■ Your task ■
The response must be made up of the lines in the entries below that contain "heading".

■ Supplied data ■
________________

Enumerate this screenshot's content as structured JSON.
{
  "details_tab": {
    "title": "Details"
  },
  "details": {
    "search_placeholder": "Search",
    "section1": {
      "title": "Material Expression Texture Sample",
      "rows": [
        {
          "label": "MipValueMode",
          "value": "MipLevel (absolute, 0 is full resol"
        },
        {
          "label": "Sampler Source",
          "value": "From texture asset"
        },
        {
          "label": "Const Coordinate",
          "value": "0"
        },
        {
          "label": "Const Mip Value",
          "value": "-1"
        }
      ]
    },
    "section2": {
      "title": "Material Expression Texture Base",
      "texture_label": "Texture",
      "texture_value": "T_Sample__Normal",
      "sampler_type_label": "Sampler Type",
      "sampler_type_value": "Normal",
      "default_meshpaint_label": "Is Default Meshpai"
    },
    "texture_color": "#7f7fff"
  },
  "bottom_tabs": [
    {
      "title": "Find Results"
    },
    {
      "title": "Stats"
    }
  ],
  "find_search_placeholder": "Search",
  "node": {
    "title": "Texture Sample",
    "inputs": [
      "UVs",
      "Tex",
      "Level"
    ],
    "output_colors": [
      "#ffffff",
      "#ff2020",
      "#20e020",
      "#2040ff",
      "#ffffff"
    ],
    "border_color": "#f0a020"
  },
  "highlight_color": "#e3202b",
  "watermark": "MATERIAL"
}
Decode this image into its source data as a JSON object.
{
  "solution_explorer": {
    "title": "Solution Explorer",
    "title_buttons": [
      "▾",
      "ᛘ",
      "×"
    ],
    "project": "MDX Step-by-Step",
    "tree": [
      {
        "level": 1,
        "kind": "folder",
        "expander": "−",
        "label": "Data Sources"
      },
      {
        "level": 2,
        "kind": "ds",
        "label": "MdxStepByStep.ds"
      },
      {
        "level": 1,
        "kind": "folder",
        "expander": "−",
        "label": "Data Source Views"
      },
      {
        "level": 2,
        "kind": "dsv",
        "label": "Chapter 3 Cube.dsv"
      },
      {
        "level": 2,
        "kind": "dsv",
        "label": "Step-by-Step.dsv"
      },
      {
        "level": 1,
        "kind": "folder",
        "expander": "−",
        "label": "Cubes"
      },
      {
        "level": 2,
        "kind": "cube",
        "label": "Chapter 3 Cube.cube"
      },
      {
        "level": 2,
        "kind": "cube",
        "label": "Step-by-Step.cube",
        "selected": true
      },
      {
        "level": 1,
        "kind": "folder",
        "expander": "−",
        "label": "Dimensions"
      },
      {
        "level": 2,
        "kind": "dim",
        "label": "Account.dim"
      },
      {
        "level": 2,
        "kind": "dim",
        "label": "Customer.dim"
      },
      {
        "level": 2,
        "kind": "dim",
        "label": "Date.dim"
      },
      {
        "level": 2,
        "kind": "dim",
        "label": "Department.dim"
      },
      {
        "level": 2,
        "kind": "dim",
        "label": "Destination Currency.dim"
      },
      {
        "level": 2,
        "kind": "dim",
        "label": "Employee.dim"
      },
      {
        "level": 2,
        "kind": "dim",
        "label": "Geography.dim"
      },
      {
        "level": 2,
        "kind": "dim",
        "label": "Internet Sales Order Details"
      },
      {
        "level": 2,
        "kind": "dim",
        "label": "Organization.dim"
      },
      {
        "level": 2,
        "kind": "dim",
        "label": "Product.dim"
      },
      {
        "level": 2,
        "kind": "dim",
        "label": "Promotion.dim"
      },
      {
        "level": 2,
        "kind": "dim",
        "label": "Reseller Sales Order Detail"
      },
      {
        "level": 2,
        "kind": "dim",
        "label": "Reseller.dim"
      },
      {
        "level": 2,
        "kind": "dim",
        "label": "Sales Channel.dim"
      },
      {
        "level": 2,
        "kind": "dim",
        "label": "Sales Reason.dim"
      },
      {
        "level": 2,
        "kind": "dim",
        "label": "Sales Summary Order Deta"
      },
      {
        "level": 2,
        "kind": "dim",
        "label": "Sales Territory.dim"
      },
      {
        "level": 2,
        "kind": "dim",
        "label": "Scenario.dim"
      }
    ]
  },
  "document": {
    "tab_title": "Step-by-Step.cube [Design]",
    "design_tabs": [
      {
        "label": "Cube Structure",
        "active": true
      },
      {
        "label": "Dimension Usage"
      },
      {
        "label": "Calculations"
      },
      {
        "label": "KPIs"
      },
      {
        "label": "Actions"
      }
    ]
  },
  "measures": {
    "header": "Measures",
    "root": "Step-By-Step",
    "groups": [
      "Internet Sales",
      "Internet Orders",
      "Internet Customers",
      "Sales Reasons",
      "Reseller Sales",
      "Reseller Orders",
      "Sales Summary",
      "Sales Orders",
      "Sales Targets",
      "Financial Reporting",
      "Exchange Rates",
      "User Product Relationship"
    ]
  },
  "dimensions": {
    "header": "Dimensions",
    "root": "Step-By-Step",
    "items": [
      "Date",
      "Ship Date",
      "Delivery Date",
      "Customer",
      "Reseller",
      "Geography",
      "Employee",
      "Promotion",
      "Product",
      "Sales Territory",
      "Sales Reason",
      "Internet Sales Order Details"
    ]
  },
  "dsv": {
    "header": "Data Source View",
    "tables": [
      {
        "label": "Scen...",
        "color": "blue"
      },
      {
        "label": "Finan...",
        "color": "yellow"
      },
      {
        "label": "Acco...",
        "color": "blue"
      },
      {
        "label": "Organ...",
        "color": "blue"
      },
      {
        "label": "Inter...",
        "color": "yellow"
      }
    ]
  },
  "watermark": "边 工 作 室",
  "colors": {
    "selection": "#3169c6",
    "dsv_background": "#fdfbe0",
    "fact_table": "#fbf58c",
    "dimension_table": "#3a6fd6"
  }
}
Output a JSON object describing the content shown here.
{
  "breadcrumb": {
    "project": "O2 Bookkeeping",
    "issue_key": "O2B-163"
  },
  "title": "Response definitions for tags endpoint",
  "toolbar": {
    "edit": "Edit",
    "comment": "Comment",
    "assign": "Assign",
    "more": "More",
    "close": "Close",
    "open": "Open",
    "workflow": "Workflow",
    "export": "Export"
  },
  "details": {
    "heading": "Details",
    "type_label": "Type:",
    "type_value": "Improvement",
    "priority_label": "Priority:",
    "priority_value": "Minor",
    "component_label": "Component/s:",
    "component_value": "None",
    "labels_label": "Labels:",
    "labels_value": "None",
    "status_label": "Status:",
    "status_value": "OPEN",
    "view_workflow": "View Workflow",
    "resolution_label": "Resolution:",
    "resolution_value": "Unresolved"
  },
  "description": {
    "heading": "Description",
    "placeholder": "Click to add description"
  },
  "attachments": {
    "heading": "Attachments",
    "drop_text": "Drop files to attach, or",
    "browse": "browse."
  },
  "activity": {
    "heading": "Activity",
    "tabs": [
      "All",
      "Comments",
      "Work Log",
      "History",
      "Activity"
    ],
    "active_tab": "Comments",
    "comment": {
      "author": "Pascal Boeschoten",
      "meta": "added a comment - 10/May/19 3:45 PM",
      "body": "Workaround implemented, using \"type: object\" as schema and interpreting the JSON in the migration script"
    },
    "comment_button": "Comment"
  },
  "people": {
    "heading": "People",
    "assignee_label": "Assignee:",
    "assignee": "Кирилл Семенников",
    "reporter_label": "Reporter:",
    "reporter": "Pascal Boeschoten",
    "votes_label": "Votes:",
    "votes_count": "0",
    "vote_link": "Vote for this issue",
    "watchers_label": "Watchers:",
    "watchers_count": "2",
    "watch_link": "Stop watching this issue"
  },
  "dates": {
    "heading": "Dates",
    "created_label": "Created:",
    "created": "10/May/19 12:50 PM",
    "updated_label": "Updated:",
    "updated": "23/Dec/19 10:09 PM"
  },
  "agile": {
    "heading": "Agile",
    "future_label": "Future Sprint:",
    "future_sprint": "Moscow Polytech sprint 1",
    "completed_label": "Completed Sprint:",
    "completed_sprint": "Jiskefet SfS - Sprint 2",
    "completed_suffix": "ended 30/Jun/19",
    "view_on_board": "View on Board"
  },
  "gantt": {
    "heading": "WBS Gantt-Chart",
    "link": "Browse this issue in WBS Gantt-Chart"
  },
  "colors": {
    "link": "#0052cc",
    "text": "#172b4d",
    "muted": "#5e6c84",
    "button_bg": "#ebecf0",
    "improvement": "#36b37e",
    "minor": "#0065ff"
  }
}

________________

■ Result ■
    "heading": "Details",
    "heading": "Description",
    "heading": "Attachments",
    "heading": "Activity",
    "heading": "People",
    "heading": "Dates",
    "heading": "Agile",
    "heading": "WBS Gantt-Chart",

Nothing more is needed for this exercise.